GUEST POST: Carter Froelich, CPA www.thepropertyledger.com
The basic premise behind preparing a cash flow analysis related to a real estate investment is that you want to purchase a property such that the cash flow generated from the real estate investment is positive from the first month. More specifically, you want the rents collected from the property to not only pay for the monthly operating expenses of the property, but also the debt service on funds which may have been borrowed to purchase the property. In my mind, if an individual is purchasing properties which do not generate a positive cash flow from the date of acquisition, that individual is not an investor in real estate but is rather a speculator in real estate. Our articles are going to focus on real estate investing and not real estate speculating.
The Property Ledger™ was developed to provide real estate investors with an accessible financial tool which would not only crunch the numbers related to the cash flow of a single real estate asset but also that of your entire real estate portfolio. However, when teaching course on how to utilize The Property Ledger™ it became apparent that many investors were not fully up to speed on the financial terms which are utilized in the preparation of a cash flow analysis. To address this issue I will be presenting a series of articles which deal with the terms, concepts and fundamentals of cash flow analysis. The first of these articles will deal with key financial terms utilized in cash flow analysis revolving around the determination of rental income.
Rental Income – This is also known as “Scheduled Rents” or “Gross Scheduled Rents” and represents the total rental revenue which the property would achieve upon the collection of the rents of the occupied units as well as the potential market rents from all of the vacant units for a 12 month period using the current market rental rates for your particular property. Market rents are derived from your investigation of the market in which your property is located. Additionally, if the property in question is currently not achieving market rents you would need to determine the costs necessary to bring the property up to current market rental rates and included this cost in your cash flow analysis. Using The Property Ledger™ this is done in the “Future Improvements” section of the cash flow analysis. As a general rule of thumb, a single family home should generate a monthly rental rate of between 1.00% and 1.33% of the purchase price to support a 100% financed transaction. For example, if you purchase a home for $100,000, you should ideally rent the home from between $1,000 to $1,300 to have a positive cash flow. Remember that all market rents are determined by the market so it is important to have working knowledge of the market in your area. In performing your market analysis you may want to utilize our Real Estate Navigation Forms™ .

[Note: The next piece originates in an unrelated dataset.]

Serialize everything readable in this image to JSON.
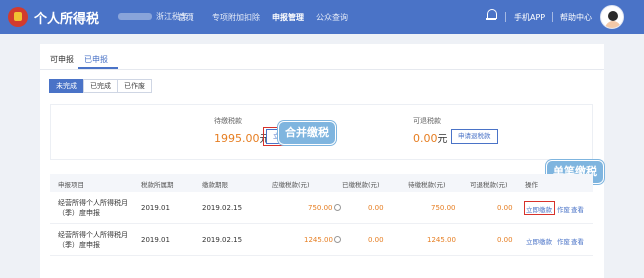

Other Income – Other income comes from sources other than rental of the units. Such income may include coin-operated equipment such as washers and dryers, soft drink and candy machines, and electronic games. This category also includes rents from storage lockers, boat docks, and parking for which tenants pay as well as late fees.
Gross Rental Income – Represents the total of Rental Income plus Other Income.
Vacancy Allowance – As we all know it is unlikely that all of our units will be occupied 100% of the time. As such, it is important to factor into the cash flow analysis the downtime which an investment property is estimated to experience during the year to account for the fact that tenants move out of units and that it takes time to ready the unit for leasing and to lease the unit to a new tenant. This is especially important in that we have already assumed in our Rental Income estimate that 100% of our units are leased at the beginning of the year. Here again, it is important for you to have a good understanding of the submarket in which your property is located. In a well located enchanted area in which there is a huge demand for rental property, you may want to utilize a 4% to 6% vacancy allowance. This would allow for a 15 to 20 vacant days per year per unit. If you are in a less desirable area in which there are multiple competing properties for lease you may need to use a 15% to 20% vacancy rate which would equate to 55 to 73 days vacant. The time it takes to lease a property will have a significant impact on the cash flow of your investment property. This is why it is important to purchase investment grade property in enchanted areas. For more information on this topic you may want to review the Lynch Pins of Real Estate Investing.
The other factor to include in your Vacancy Allowance estimate is an allowance for uncollectable rents. This is why sometimes this category is also referred to as “Vacancy and Collection Allowance”. This may be not be a factor if you are purchasing property in great locations with high demand from credit tenants, however, if your property is located in less desirable area with less qualified tenants, this figure could add another 2% to 3% to your Vacancy Allowance.
Effective Gross Income – Represents Gross Rental Income less the Vacancy Allowance and represents your best estimate of the available funds which will be collected during the year and available to pay operating expenses and debt service.
The subject of operating expenses will be discussed in our next issue.
Carter Froelich, CPA is the founder of The Property Ledger™ a web based real estate investment software. To get a free 30 day trial of The Property Ledger™ see our web site at www.thepropertyledger.com.